Mon May 29, 2017 12:23AM
Counselor to the US president, Kellyanne Conway, (L) checks her phone after taking a photo as US President Donald Trump and leaders of historically black universities and colleges pose for a group photo in the Oval Office of the White House before a meeting with US Vice President Mike Pence February 27, 2017 in Washington, DC.  (Photo by AFP)
Counselor to the US president, Kellyanne Conway, (L) checks her phone after taking a photo as US President Donald Trump and leaders of historically black universities and colleges pose for a group photo in the Oval Office of the White House before a meeting with US Vice President Mike Pence February 27, 2017 in Washington, DC. (Photo by AFP)

White House counselor Kellyanne Conway is pushing back against claims of gender inequality in the White House, asserting that her gender has actually “helped with” handling President Donald Trump.

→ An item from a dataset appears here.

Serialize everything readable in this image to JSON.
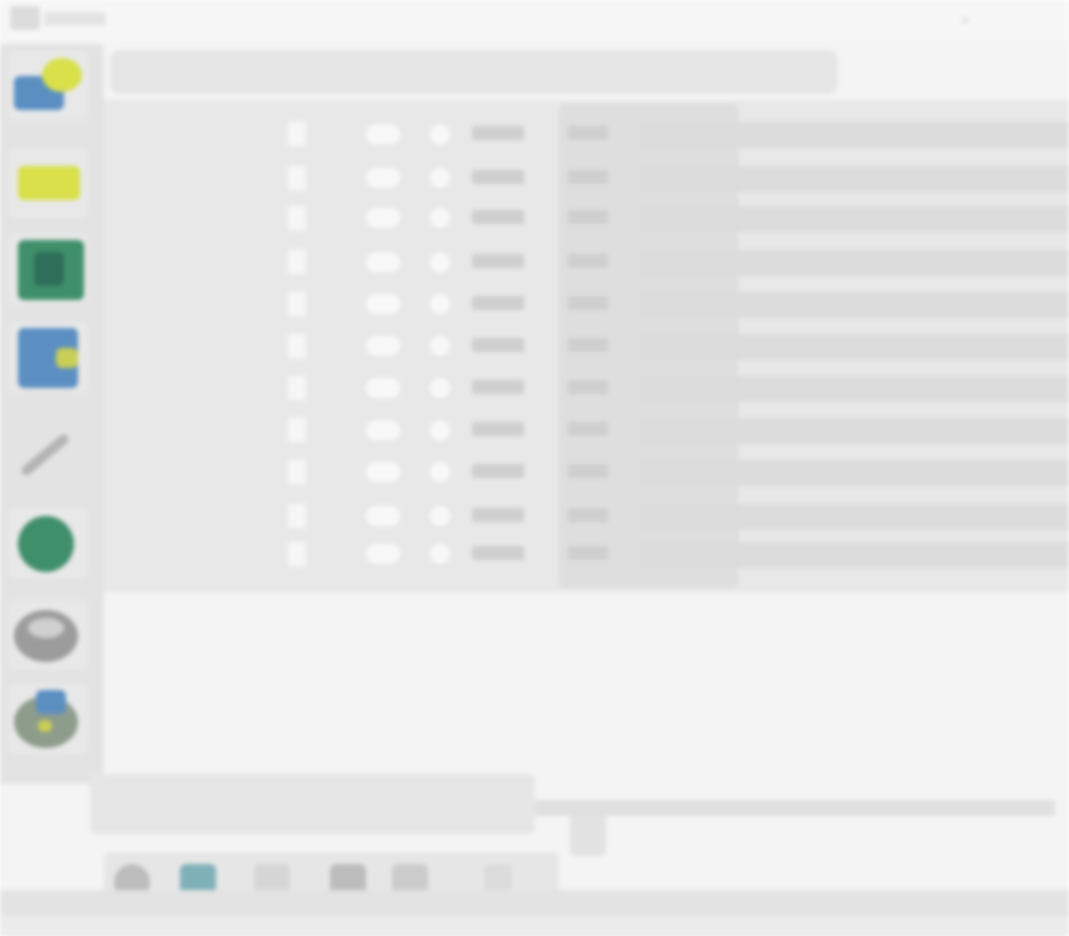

The former Trump campaign manager made the comments in a Business Insider article published Sunday about women working in the administration.

"I could tell you a great way that my gender has helped me with the president," she said. "I think there's a femininity that is attached to the way one carries herself or the way one executes on her duties.”

Conway, who became famous overnight for coming up with the term “alternative facts” in defense of the White House false propaganda, calls herself “post-feminist, anti-feminist and non-feminist" in the piece.

Kelleyanne Conway arrives in the State Dining Room of the White House for a luncheon on International Women's Day on March 8, 2017 in Washington, DC. (Photo by AFP)

"I don't consider him my peer; he is my boss and he is my elder ... so I don't address him by his first name," she said. "That has actually allowed me, in my view, to respectfully but forcefully express my opinion on certain matters.”

The former Republican pollster maintained that women’s ideas do not go unnoticed under President Trump.

“We're heard and we're seen and we're listened to and we are sought out and sought after for our opinions and our judgment and our ideas and our insight,” she claimed.

The 50-year-old specifically commented about a photo (seen above) of Trump and the white male members of the US House Republican caucus, for which the administration came under fire as it highlighted marginalization of women in the White House.

"It's like, well, I was sitting next to the cameraman, so I was right there, but I'm not in the shot," Conway said. “But that doesn't mean that those men haven't heard from the females.”

White House deputy press secretary Lindsay Walters and deputy national security adviser K.T. McFarland (pictured above), two other women working for the Trump administration, also spoke to the German-owned American news website about the issue.

"When you look at this White House, it's not about male versus female, it's about who is best-suited and most qualified to hold that position," said Walters  (pictured below).

McFarland also asserted that she does not think Trump “cares two hoots whether I was male or female… He just thought I could get the job done."

As a candidate for the 2016 presidential election, Trump came under fire several times for offensive comments towards women.